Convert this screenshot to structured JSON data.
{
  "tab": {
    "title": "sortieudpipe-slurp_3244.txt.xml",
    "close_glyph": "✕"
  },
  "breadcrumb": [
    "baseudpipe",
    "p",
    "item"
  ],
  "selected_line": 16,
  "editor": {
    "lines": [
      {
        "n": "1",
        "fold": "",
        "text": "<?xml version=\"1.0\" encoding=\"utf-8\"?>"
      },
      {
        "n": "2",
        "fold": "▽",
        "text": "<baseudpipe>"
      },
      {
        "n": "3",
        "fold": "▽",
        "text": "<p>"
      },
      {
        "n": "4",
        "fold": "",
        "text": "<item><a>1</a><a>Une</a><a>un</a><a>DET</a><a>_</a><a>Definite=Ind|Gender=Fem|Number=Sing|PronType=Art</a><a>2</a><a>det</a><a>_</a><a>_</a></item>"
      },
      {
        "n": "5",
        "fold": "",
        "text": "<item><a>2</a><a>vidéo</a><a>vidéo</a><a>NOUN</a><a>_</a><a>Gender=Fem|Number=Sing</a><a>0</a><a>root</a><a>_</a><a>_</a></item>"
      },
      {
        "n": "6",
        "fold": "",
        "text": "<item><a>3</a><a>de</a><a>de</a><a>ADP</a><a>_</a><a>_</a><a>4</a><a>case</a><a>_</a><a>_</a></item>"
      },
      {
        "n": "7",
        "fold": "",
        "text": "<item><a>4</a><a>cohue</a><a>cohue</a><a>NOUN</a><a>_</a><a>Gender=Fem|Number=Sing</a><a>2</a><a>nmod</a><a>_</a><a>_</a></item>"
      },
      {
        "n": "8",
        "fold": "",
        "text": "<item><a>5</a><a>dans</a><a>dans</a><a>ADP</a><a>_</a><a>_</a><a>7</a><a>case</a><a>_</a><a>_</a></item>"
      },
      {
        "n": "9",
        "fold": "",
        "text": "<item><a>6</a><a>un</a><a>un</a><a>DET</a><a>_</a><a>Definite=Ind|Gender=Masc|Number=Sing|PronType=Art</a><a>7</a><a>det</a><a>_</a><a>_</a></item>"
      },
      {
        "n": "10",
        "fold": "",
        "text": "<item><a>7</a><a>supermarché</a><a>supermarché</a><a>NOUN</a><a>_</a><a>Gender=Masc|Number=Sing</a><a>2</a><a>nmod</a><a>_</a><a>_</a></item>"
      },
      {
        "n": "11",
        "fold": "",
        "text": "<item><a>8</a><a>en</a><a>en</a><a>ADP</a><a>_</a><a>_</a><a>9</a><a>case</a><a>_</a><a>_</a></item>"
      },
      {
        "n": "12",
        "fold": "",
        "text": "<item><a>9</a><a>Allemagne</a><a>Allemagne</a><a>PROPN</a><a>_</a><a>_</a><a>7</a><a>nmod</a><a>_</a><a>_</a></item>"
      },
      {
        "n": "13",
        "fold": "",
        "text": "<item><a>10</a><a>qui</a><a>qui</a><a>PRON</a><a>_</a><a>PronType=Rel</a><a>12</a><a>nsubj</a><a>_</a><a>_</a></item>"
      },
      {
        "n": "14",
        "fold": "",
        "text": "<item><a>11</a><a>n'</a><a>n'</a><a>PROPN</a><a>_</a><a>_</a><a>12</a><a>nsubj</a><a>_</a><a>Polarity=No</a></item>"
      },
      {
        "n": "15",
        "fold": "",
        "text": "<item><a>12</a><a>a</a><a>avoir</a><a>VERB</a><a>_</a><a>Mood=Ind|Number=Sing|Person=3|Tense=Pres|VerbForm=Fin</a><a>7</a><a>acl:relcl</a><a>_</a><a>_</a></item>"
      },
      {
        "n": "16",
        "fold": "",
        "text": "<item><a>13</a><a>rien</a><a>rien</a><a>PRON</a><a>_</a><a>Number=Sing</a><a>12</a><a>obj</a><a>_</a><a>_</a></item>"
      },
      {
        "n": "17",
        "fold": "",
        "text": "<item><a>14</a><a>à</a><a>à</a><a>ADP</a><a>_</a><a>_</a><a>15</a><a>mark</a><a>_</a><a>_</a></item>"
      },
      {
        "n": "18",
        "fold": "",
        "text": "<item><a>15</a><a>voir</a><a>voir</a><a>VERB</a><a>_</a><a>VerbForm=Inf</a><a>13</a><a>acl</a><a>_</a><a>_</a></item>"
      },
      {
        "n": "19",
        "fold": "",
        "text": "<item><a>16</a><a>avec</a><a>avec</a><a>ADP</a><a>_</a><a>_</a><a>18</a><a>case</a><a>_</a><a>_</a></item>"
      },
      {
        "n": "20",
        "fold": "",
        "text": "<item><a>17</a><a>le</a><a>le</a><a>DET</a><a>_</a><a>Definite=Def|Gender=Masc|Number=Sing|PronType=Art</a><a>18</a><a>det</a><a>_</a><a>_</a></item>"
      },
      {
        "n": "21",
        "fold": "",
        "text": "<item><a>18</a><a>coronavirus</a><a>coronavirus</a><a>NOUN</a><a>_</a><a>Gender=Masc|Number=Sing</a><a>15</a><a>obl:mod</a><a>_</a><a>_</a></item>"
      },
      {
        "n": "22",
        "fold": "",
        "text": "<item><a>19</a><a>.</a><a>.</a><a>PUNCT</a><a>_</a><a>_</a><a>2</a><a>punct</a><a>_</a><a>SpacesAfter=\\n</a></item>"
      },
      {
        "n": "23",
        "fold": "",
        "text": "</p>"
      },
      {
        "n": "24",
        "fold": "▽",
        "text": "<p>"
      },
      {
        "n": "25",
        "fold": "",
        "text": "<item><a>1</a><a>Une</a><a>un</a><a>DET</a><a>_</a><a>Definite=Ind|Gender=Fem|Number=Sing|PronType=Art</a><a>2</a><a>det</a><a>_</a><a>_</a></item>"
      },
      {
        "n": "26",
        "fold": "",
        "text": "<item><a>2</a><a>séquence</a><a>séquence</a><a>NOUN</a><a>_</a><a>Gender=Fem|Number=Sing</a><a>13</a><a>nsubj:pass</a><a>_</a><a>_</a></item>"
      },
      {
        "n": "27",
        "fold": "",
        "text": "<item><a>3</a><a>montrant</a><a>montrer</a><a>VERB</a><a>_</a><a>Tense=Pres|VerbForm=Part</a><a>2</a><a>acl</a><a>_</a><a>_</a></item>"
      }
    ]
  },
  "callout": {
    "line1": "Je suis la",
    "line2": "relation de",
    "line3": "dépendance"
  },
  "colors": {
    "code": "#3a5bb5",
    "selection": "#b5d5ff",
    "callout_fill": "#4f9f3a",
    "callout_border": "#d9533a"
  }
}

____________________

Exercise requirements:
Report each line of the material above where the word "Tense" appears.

Expected answer:
        "text": "<item><a>12</a><a>a</a><a>avoir</a><a>VERB</a><a>_</a><a>Mood=Ind|Number=Sing|Person=3|Tense=Pres|VerbForm=Fin</a><a>7</a><a>acl:relcl</a><a>_</a><a>_</a></item>"
        "text": "<item><a>3</a><a>montrant</a><a>montrer</a><a>VERB</a><a>_</a><a>Tense=Pres|VerbForm=Part</a><a>2</a><a>acl</a><a>_</a><a>_</a></item>"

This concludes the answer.